INSTRUCTIONS FOR THE TASK: Down to the last line, repeat the entries exactly and drop any image.

Segment Open

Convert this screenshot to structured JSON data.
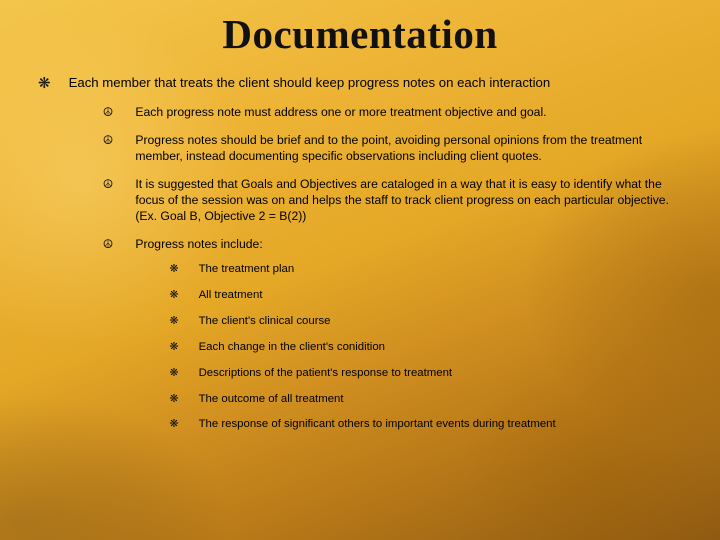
{
  "title": "Documentation",
  "bullet": {
    "lvl1": "❋",
    "lvl2": "☮",
    "lvl3": "❋"
  },
  "lvl1": [
    {
      "text": "Each member that treats the client should keep progress notes on each interaction",
      "lvl2": [
        {
          "text": "Each progress note must address one or more treatment objective and goal."
        },
        {
          "text": "Progress notes should be brief and to the point, avoiding personal opinions from the treatment member, instead documenting specific observations including client quotes."
        },
        {
          "text": "It is suggested that Goals and Objectives are cataloged in a way that it is easy to identify what the focus of the session was on and helps the staff to track client progress on each particular objective. (Ex. Goal B, Objective 2 = B(2))"
        },
        {
          "text": "Progress notes include:",
          "lvl3": [
            {
              "text": "The treatment plan"
            },
            {
              "text": "All treatment"
            },
            {
              "text": "The client's clinical course"
            },
            {
              "text": "Each change in the client's conidition"
            },
            {
              "text": "Descriptions of the patient's response to treatment"
            },
            {
              "text": "The outcome of all treatment"
            },
            {
              "text": "The response of significant others to important events during treatment"
            }
          ]
        }
      ]
    }
  ]
}
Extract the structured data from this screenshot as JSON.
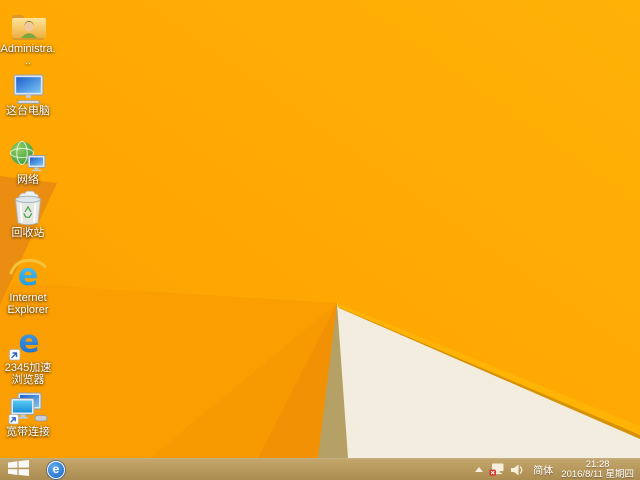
{
  "desktop": {
    "icons": [
      {
        "id": "user-folder",
        "icon": "user-folder-icon",
        "label": "Administra..."
      },
      {
        "id": "this-pc",
        "icon": "computer-icon",
        "label": "这台电脑"
      },
      {
        "id": "network",
        "icon": "network-globe-icon",
        "label": "网络"
      },
      {
        "id": "recycle-bin",
        "icon": "recycle-bin-full-icon",
        "label": "回收站"
      },
      {
        "id": "internet-explorer",
        "icon": "ie-e-icon",
        "label": "Internet Explorer"
      },
      {
        "id": "browser-2345",
        "icon": "blue-e-shortcut-icon",
        "label": "2345加速浏览器"
      },
      {
        "id": "broadband",
        "icon": "broadband-monitors-icon",
        "label": "宽带连接"
      }
    ]
  },
  "taskbar": {
    "start_icon": "windows-logo-icon",
    "pinned_browser_icon": "blue-e-circle-icon",
    "tray": {
      "hidden_icons_icon": "show-hidden-icons-chevron",
      "network_icon": "network-disconnected-icon",
      "volume_icon": "speaker-icon",
      "ime_label": "简体",
      "time": "21:28",
      "date": "2016/8/11 星期四"
    }
  },
  "colors": {
    "wallpaper_orange": "#FFA802",
    "wallpaper_dark_wedge": "#EB8D10",
    "wallpaper_khaki": "#B5A065",
    "wallpaper_cream": "#F3EDDF",
    "taskbar_tan": "#B3945B",
    "ie_blue": "#1990D8",
    "browser_2345_blue": "#1B67C6",
    "network_error_red": "#D93025"
  }
}
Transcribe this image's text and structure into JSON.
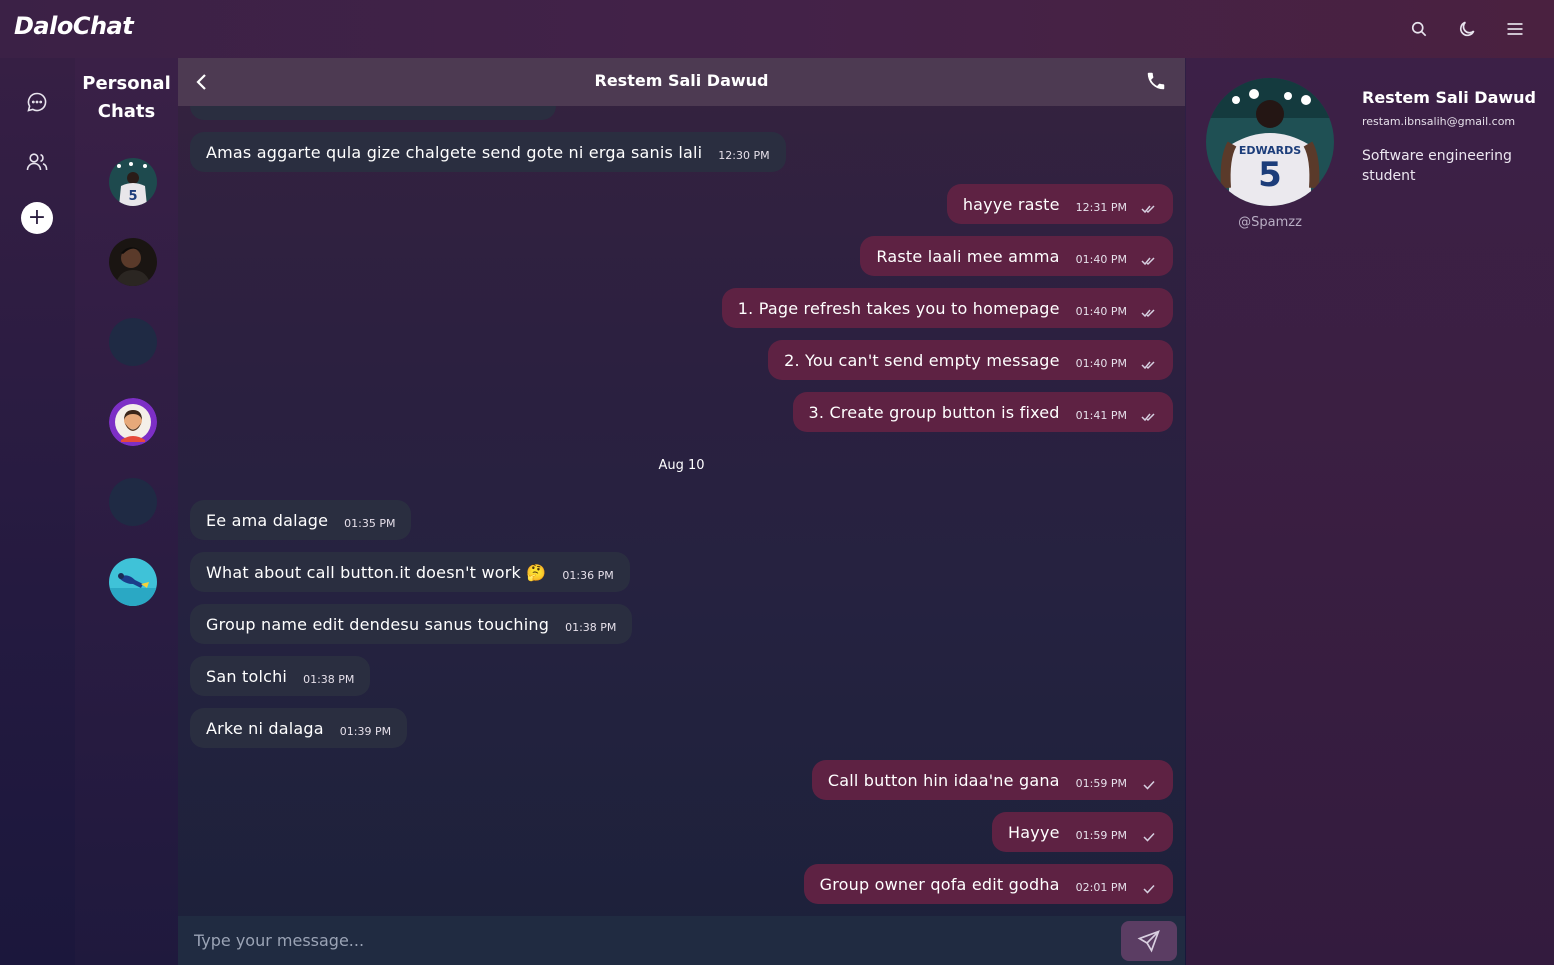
{
  "app": {
    "logo": "DaloChat"
  },
  "topbar": {
    "icons": [
      "search-icon",
      "moon-icon",
      "menu-icon"
    ]
  },
  "rail": {
    "icons": [
      "chat-bubble-icon",
      "users-icon"
    ],
    "add_label": "+"
  },
  "chatlist": {
    "title": "Personal Chats",
    "avatars": [
      "basketball-player",
      "man-dark-portrait",
      "empty",
      "bearded-man-purple-ring",
      "empty",
      "diver-teal"
    ]
  },
  "chat": {
    "title": "Restem Sali Dawud",
    "date_separator": "Aug 10",
    "messages": [
      {
        "dir": "in",
        "text": "Amas aggarte qula gize chalgete send gote ni erga sanis lali",
        "time": "12:30 PM"
      },
      {
        "dir": "out",
        "text": "hayye raste",
        "time": "12:31 PM",
        "status": "read"
      },
      {
        "dir": "out",
        "text": "Raste laali mee amma",
        "time": "01:40 PM",
        "status": "read"
      },
      {
        "dir": "out",
        "text": "1. Page refresh takes you to homepage",
        "time": "01:40 PM",
        "status": "read"
      },
      {
        "dir": "out",
        "text": "2. You can't send empty message",
        "time": "01:40 PM",
        "status": "read"
      },
      {
        "dir": "out",
        "text": "3. Create group button is fixed",
        "time": "01:41 PM",
        "status": "read"
      },
      {
        "dir": "in",
        "text": "Ee ama dalage",
        "time": "01:35 PM"
      },
      {
        "dir": "in",
        "text": "What about call button.it doesn't work 🤔",
        "time": "01:36 PM"
      },
      {
        "dir": "in",
        "text": "Group name edit dendesu sanus touching",
        "time": "01:38 PM"
      },
      {
        "dir": "in",
        "text": "San tolchi",
        "time": "01:38 PM"
      },
      {
        "dir": "in",
        "text": "Arke ni dalaga",
        "time": "01:39 PM"
      },
      {
        "dir": "out",
        "text": "Call button hin idaa'ne gana",
        "time": "01:59 PM",
        "status": "sent"
      },
      {
        "dir": "out",
        "text": "Hayye",
        "time": "01:59 PM",
        "status": "sent"
      },
      {
        "dir": "out",
        "text": "Group owner qofa edit godha",
        "time": "02:01 PM",
        "status": "sent"
      }
    ]
  },
  "composer": {
    "placeholder": "Type your message...",
    "value": ""
  },
  "profile": {
    "name": "Restem Sali Dawud",
    "email": "restam.ibnsalih@gmail.com",
    "bio": "Software engineering student",
    "handle": "@Spamzz",
    "jersey_name": "EDWARDS",
    "jersey_number": "5"
  },
  "colors": {
    "incoming_bubble": "#2a2e40",
    "outgoing_bubble": "#5e2243",
    "header": "#4d3a52",
    "composer": "#202b41"
  }
}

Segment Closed

RESPONSE BELOW:
Convert this screenshot to structured JSON data.
{
  "title": "Documentation",
  "bullet": {
    "lvl1": "❋",
    "lvl2": "☮",
    "lvl3": "❋"
  },
  "lvl1": [
    {
      "text": "Each member that treats the client should keep progress notes on each interaction",
      "lvl2": [
        {
          "text": "Each progress note must address one or more treatment objective and goal."
        },
        {
          "text": "Progress notes should be brief and to the point, avoiding personal opinions from the treatment member, instead documenting specific observations including client quotes."
        },
        {
          "text": "It is suggested that Goals and Objectives are cataloged in a way that it is easy to identify what the focus of the session was on and helps the staff to track client progress on each particular objective. (Ex. Goal B, Objective 2 = B(2))"
        },
        {
          "text": "Progress notes include:",
          "lvl3": [
            {
              "text": "The treatment plan"
            },
            {
              "text": "All treatment"
            },
            {
              "text": "The client's clinical course"
            },
            {
              "text": "Each change in the client's conidition"
            },
            {
              "text": "Descriptions of the patient's response to treatment"
            },
            {
              "text": "The outcome of all treatment"
            },
            {
              "text": "The response of significant others to important events during treatment"
            }
          ]
        }
      ]
    }
  ]
}
Extract the structured data from this screenshot as JSON.
{
  "desktop": {
    "icons": [
      {
        "id": "user-folder",
        "icon": "user-folder-icon",
        "label": "Administra..."
      },
      {
        "id": "this-pc",
        "icon": "computer-icon",
        "label": "这台电脑"
      },
      {
        "id": "network",
        "icon": "network-globe-icon",
        "label": "网络"
      },
      {
        "id": "recycle-bin",
        "icon": "recycle-bin-full-icon",
        "label": "回收站"
      },
      {
        "id": "internet-explorer",
        "icon": "ie-e-icon",
        "label": "Internet Explorer"
      },
      {
        "id": "browser-2345",
        "icon": "blue-e-shortcut-icon",
        "label": "2345加速浏览器"
      },
      {
        "id": "broadband",
        "icon": "broadband-monitors-icon",
        "label": "宽带连接"
      }
    ]
  },
  "taskbar": {
    "start_icon": "windows-logo-icon",
    "pinned_browser_icon": "blue-e-circle-icon",
    "tray": {
      "hidden_icons_icon": "show-hidden-icons-chevron",
      "network_icon": "network-disconnected-icon",
      "volume_icon": "speaker-icon",
      "ime_label": "简体",
      "time": "21:28",
      "date": "2016/8/11 星期四"
    }
  },
  "colors": {
    "wallpaper_orange": "#FFA802",
    "wallpaper_dark_wedge": "#EB8D10",
    "wallpaper_khaki": "#B5A065",
    "wallpaper_cream": "#F3EDDF",
    "taskbar_tan": "#B3945B",
    "ie_blue": "#1990D8",
    "browser_2345_blue": "#1B67C6",
    "network_error_red": "#D93025"
  }
}
Transcribe this image's text and structure into JSON.
{
  "app": {
    "logo": "DaloChat"
  },
  "topbar": {
    "icons": [
      "search-icon",
      "moon-icon",
      "menu-icon"
    ]
  },
  "rail": {
    "icons": [
      "chat-bubble-icon",
      "users-icon"
    ],
    "add_label": "+"
  },
  "chatlist": {
    "title": "Personal Chats",
    "avatars": [
      "basketball-player",
      "man-dark-portrait",
      "empty",
      "bearded-man-purple-ring",
      "empty",
      "diver-teal"
    ]
  },
  "chat": {
    "title": "Restem Sali Dawud",
    "date_separator": "Aug 10",
    "messages": [
      {
        "dir": "in",
        "text": "Amas aggarte qula gize chalgete send gote ni erga sanis lali",
        "time": "12:30 PM"
      },
      {
        "dir": "out",
        "text": "hayye raste",
        "time": "12:31 PM",
        "status": "read"
      },
      {
        "dir": "out",
        "text": "Raste laali mee amma",
        "time": "01:40 PM",
        "status": "read"
      },
      {
        "dir": "out",
        "text": "1. Page refresh takes you to homepage",
        "time": "01:40 PM",
        "status": "read"
      },
      {
        "dir": "out",
        "text": "2. You can't send empty message",
        "time": "01:40 PM",
        "status": "read"
      },
      {
        "dir": "out",
        "text": "3. Create group button is fixed",
        "time": "01:41 PM",
        "status": "read"
      },
      {
        "dir": "in",
        "text": "Ee ama dalage",
        "time": "01:35 PM"
      },
      {
        "dir": "in",
        "text": "What about call button.it doesn't work 🤔",
        "time": "01:36 PM"
      },
      {
        "dir": "in",
        "text": "Group name edit dendesu sanus touching",
        "time": "01:38 PM"
      },
      {
        "dir": "in",
        "text": "San tolchi",
        "time": "01:38 PM"
      },
      {
        "dir": "in",
        "text": "Arke ni dalaga",
        "time": "01:39 PM"
      },
      {
        "dir": "out",
        "text": "Call button hin idaa'ne gana",
        "time": "01:59 PM",
        "status": "sent"
      },
      {
        "dir": "out",
        "text": "Hayye",
        "time": "01:59 PM",
        "status": "sent"
      },
      {
        "dir": "out",
        "text": "Group owner qofa edit godha",
        "time": "02:01 PM",
        "status": "sent"
      }
    ]
  },
  "composer": {
    "placeholder": "Type your message...",
    "value": ""
  },
  "profile": {
    "name": "Restem Sali Dawud",
    "email": "restam.ibnsalih@gmail.com",
    "bio": "Software engineering student",
    "handle": "@Spamzz",
    "jersey_name": "EDWARDS",
    "jersey_number": "5"
  },
  "colors": {
    "incoming_bubble": "#2a2e40",
    "outgoing_bubble": "#5e2243",
    "header": "#4d3a52",
    "composer": "#202b41"
  }
}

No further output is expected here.